Being a storyteller, Iíve experienced a wide variety of responses from individuals in my audiences. This is one of the fun aspects of storytelling. But one recent response tops them all.
I was asked to provide an audio tape with a selection of stories for radio station WHO in Des Moines, Iowa (my home town). The station had launched a series of programs dedicated to the age-old art of oral storytelling, and the program director was asking several professional tellers from throughout the country to submit tapes for airing their stories.

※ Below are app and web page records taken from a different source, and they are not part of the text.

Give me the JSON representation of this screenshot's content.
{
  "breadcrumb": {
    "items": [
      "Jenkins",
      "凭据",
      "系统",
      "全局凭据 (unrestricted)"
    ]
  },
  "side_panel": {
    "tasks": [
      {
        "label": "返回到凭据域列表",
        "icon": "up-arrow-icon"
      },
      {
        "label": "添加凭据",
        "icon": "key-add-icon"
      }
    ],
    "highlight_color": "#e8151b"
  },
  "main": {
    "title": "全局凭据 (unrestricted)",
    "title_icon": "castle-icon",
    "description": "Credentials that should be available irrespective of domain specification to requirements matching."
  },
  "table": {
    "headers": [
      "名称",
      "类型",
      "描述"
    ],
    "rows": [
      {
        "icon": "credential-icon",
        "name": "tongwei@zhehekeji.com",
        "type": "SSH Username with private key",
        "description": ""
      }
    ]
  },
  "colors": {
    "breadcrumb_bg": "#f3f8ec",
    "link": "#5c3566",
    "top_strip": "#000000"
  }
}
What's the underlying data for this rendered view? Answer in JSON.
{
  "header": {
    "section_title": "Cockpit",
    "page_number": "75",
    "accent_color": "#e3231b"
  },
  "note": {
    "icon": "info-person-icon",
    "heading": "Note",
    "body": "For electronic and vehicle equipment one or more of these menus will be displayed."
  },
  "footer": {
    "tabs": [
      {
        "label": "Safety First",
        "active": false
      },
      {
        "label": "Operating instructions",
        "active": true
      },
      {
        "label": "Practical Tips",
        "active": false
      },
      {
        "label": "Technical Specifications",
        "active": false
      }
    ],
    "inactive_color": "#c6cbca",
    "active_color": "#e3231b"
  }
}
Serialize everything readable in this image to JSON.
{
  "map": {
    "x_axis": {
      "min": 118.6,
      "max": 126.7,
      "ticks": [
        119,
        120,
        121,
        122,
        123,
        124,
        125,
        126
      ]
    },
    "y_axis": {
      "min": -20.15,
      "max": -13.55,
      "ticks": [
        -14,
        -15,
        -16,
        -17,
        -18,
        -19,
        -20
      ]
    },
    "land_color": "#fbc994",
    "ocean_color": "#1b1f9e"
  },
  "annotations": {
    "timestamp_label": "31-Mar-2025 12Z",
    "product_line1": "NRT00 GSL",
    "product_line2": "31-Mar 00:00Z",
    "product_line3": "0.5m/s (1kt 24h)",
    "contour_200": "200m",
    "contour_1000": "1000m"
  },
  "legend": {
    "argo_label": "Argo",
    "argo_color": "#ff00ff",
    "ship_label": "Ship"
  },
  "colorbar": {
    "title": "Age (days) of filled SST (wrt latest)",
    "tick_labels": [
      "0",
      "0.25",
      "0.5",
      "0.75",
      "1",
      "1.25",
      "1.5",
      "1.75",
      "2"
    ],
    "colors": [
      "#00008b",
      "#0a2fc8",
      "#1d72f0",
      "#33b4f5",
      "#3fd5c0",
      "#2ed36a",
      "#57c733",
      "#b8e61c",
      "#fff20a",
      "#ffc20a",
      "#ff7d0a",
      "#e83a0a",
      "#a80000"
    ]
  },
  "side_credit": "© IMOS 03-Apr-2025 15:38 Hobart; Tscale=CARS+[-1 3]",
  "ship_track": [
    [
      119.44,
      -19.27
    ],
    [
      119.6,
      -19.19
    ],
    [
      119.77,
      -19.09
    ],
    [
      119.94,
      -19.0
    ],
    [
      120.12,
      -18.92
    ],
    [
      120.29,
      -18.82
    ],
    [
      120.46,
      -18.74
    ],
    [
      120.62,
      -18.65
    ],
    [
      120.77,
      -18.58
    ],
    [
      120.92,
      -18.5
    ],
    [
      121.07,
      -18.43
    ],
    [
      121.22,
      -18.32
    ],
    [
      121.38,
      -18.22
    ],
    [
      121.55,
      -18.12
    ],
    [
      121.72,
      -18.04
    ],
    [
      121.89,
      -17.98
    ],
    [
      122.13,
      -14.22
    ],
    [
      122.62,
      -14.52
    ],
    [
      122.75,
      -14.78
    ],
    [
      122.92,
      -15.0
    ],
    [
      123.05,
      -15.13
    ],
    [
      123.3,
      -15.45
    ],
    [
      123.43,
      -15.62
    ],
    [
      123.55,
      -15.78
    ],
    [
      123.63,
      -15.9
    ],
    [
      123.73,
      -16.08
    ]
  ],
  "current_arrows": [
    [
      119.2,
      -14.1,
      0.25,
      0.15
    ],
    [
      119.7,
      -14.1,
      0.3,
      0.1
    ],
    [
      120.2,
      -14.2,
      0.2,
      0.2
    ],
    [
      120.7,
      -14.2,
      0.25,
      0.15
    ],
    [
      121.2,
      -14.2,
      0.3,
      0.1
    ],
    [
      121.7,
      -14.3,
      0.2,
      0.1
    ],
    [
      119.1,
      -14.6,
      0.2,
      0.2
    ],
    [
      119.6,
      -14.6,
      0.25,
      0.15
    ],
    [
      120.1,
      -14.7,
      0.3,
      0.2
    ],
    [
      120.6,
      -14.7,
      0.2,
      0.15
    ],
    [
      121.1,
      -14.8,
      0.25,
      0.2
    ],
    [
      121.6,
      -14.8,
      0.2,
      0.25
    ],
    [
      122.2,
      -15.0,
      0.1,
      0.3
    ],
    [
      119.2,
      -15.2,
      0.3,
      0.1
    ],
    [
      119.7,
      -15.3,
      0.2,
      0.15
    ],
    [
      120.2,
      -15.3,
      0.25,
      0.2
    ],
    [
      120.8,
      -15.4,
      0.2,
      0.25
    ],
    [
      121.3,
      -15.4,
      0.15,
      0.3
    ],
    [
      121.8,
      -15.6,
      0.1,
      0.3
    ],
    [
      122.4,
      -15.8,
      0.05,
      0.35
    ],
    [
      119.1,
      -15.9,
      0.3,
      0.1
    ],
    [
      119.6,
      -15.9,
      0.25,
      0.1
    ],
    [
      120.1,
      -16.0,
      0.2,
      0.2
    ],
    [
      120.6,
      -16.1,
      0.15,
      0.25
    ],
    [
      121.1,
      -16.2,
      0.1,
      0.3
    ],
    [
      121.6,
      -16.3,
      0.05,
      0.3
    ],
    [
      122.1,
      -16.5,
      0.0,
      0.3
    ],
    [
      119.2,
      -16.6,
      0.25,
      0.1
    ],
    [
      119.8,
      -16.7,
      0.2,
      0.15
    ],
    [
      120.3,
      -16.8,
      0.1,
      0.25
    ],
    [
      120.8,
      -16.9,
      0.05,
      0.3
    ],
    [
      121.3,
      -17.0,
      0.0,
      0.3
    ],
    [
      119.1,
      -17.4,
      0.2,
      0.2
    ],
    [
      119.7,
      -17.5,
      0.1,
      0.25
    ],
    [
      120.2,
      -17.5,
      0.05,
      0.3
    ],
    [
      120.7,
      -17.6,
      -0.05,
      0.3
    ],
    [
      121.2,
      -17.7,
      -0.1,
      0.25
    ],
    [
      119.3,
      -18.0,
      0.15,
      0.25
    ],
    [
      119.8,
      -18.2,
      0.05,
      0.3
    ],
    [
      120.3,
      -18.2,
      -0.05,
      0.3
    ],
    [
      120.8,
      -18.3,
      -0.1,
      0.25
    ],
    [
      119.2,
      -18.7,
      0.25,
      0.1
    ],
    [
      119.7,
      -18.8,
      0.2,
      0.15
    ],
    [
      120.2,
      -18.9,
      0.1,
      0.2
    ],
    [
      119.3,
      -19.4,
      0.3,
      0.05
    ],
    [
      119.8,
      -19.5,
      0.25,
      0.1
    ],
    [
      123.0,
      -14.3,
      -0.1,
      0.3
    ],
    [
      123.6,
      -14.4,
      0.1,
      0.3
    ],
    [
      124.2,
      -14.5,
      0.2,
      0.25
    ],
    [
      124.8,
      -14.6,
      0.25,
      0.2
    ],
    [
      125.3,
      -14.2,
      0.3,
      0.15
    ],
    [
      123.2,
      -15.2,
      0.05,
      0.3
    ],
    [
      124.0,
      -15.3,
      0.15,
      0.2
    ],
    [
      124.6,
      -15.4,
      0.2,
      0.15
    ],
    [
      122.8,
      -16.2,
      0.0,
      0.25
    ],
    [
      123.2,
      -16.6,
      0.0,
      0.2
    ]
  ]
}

Several of my stories were aired, and soon thereafter I received a very interesting letter from a Mr. Walter Walters in Des Moines. At first I didnít recognize his name. But as I read his letter I realized this was little Walter who lived at the Des Moines Childrenís Home at the corner of High Street and Harding Road in Des Moines many years ago.
A bit of background.
When I was a teenager in the 1940s, I was an active member of First Methodist Church in downtown Des Moines. My church youth group decided to do something nice for the kids at the childrenís home, so we planned and outing with them.
It was a one-time deal for all members of the youth group, except me. I enjoyed the afternoon at Waterworks Park with these kids so much I continued to take small groups of boys from the home on fishing trips almost every week over the next three years.
In addition to the fishing trips, I occasionally stopped at the home when riding my Harley Davidson motorcycle with my pet Cocker Spaniel dog proudly sitting in a box mounted over the back fender. No dogs lived at this home. The kids really enjoyed playing with Patter, my friendly pooch. One of my most enthusiastic fishing trip boys was Walter, along with his brother, Lee.
After these many years, here comes a letter from Walter, now in his 50s. He had heard one of my stories on WHO radio and called the program director to obtain my mailing address. Still not sure whether or not I was the person he remembered from his youth, he wrote: "Are you by any chance the Jim Woodard who took kids from the Des Moines Childrenís Home on fishing trips many year ago?"
Indeed I was that person. And it was great to hear from Walter - the first and only contact Iíve ever had from one of those youngsters. Weíve been communicating ever since that first letter. I enjoyed my volunteer work at the childrenís home so much I applied for and obtained a full-time position as a counselor at Boys Town, Nebr. Here, I worked for two years before getting married and raising my own family. It was during this time at Boys Town that I started my practice of storytelling.
Iíve also heard from several of my charges at Boys Town, usually resulting from newspaper stories about my storytelling programs. Itís always good to hear from them. Storytelling can be a great communications catalyst. It often brings people together in very unexpected ways.
Incidentally, WHO radio in Des Moines is the station where Ronald Reagan worked as a sportscaster for several years when he was a young man. And currently, Iím the regularly featured storyteller at the Ronald Reagan Presidential Library in California. The world isnít so large after all.
C. 1999-2002 Jim Woodard is a professional storyteller and writer. He has delivered hundreds of storytelling programs for groups (children and adults) in West Coast cities and the Midwest. He also writes a nationally syndicated newspaper column. Phone 805/658-6697